Panel presentations (Harry Daniels, Alison Woodhead and Lisa Cherry) for the Rees Centre Annual Lecture 2019 on school exclusion and issues for looked after and adopted children.
Harry Daniels, Professor of Education
This brief talk will provide a background to central aspects of exclusion from school and an overview of a new four year project led by Professor Harry Daniels and Associate Professor Ian Thompson at the University of Oxford’s Department of Education. A team of researchers operating across Oxford, Cardiff, Edinburgh, Belfast, Reading and the London School of Economics (LSE) will develop a multi-disciplinary understanding of the political economies and consequences of school exclusion across the UK. The research will lead to a greater understanding of the cost of exclusions at individual, institutional and system levels, as well as pupils’ rights, entitlements, protection and wellbeing, and the landscapes of exclusion across the UK’s four jurisdictions.
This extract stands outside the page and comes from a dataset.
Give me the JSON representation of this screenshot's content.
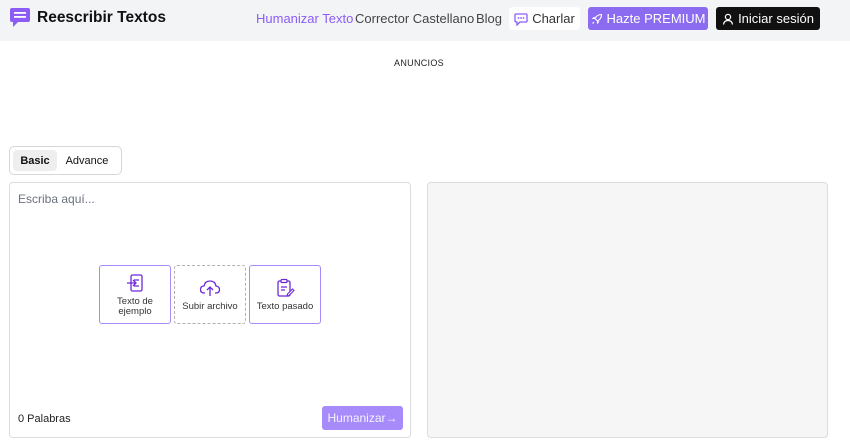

Alison Woodhead, Director of Public Affairs and Communications, Adoption UK
Not all children have an equal start in life. But all children deserve an equal chance at school. For tens of thousands of adopted children in the UK, the reality of school is a daily struggle for survival. Many are failing academically as a result, and levels of exclusion are high. Through detailed surveys of families and teachers, interviews with schools and discussions with education experts, Adoption UK has identified significant gaps in understanding, empathy and resources that are preventing adopted children from having an equal chance to succeed at school.
Lisa Cherry, Author and Trainer
One area that has received a lot of attention and focus in regard to looked after children has been education. Statistics have shown consistently that children living away from home under perform at every key stage within education. Looked after children are five times more likely to face a fixed term exclusion and twice as likely to experience a permanent exclusion (Department for Education, 2017). This study focuses on what impact there has been on education and employment on care experienced adults who left care in the 1970’s and 1980’s and were excluded from school.
The findings offer a narrative on education across the life course of those who have been looked after away from home and excluded from school that suggests a strong desire to engage with education into adulthood. Relationships and their impact upon the individual, negatively and positively, raise questions about impact on the participants but also the perceived understanding of impact that teachers and social workers have of their input. In conclusion, the data collected provides answers about impact and the journey that had been undertaken to recover a lost education. These findings are important as they inform further research. They offer a different narrative about what happens to people across the life course and enable some insights for educators about their opportunity for positive impact and the results that this can bring, that ultimately stay with a person throughout their life.